:: Provided data ::
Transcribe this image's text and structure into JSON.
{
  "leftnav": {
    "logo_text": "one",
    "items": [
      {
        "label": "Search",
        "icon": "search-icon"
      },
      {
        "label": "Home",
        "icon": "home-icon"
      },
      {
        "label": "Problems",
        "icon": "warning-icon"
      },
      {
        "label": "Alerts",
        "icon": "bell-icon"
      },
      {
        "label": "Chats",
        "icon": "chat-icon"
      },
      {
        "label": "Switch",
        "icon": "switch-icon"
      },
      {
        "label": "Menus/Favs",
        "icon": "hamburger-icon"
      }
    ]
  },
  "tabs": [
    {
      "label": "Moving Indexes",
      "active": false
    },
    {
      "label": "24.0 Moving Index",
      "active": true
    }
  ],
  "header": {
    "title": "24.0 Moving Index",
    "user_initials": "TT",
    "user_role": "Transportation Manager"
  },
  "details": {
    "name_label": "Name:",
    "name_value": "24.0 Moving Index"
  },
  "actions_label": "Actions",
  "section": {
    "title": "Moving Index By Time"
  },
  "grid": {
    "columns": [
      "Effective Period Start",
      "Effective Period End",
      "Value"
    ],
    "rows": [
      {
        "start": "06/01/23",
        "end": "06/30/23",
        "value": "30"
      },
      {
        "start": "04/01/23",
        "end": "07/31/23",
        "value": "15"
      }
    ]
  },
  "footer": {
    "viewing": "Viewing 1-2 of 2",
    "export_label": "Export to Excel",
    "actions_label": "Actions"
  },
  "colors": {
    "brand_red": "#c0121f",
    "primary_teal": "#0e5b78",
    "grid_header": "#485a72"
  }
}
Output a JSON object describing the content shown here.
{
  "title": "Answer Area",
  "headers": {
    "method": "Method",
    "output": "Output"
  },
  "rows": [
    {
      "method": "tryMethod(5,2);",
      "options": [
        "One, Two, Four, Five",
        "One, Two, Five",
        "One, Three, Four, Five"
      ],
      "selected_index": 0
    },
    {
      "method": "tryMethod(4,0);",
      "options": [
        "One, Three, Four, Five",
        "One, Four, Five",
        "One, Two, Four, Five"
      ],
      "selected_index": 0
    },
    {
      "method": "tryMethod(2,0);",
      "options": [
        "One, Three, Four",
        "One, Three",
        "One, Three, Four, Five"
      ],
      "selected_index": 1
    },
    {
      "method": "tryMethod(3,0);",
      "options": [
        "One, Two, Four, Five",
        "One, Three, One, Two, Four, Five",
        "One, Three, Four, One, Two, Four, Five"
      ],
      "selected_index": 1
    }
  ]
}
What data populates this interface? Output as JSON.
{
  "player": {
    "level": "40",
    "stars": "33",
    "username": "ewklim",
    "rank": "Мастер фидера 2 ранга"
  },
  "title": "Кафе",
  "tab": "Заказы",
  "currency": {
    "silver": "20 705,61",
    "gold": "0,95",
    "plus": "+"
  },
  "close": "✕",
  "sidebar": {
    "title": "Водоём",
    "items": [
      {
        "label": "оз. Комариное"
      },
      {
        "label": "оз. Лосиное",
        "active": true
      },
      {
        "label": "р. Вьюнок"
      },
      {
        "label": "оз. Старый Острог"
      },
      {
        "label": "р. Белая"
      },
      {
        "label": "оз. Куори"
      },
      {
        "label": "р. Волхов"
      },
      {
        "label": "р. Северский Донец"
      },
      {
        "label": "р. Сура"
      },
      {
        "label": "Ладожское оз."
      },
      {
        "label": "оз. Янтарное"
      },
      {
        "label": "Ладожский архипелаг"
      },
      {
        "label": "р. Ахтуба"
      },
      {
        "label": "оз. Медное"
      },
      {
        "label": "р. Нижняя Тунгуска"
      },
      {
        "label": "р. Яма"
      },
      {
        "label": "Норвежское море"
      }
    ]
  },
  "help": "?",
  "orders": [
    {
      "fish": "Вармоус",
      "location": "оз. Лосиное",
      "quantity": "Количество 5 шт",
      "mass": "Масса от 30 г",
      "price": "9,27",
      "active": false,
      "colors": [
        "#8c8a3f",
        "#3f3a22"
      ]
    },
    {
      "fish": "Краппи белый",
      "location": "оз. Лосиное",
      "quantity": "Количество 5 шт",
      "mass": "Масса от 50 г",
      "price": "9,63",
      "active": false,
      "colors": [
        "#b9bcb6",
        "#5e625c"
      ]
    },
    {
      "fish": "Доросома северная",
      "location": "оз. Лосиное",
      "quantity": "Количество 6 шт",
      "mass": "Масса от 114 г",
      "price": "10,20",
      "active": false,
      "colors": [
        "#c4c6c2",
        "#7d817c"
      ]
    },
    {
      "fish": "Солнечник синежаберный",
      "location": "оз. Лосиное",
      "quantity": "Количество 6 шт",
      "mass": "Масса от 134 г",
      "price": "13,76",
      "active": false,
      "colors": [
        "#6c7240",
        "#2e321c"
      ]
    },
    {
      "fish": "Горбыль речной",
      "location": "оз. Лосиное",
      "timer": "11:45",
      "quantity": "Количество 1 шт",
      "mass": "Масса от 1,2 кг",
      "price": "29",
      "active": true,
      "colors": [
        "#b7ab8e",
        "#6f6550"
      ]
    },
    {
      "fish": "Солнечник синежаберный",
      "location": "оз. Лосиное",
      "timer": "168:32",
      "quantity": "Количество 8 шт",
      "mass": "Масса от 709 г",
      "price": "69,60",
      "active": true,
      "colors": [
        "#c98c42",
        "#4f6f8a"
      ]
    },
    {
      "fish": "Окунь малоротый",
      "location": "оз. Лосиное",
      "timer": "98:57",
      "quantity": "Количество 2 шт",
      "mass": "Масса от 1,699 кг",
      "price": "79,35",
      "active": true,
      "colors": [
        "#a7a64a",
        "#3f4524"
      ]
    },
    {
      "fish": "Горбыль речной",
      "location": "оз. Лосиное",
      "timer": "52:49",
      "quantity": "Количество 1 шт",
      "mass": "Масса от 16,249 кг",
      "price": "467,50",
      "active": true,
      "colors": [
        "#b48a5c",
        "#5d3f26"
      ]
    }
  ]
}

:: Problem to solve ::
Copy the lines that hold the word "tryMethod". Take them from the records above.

:: Result below ::
      "method": "tryMethod(5,2);",
      "method": "tryMethod(4,0);",
      "method": "tryMethod(2,0);",
      "method": "tryMethod(3,0);",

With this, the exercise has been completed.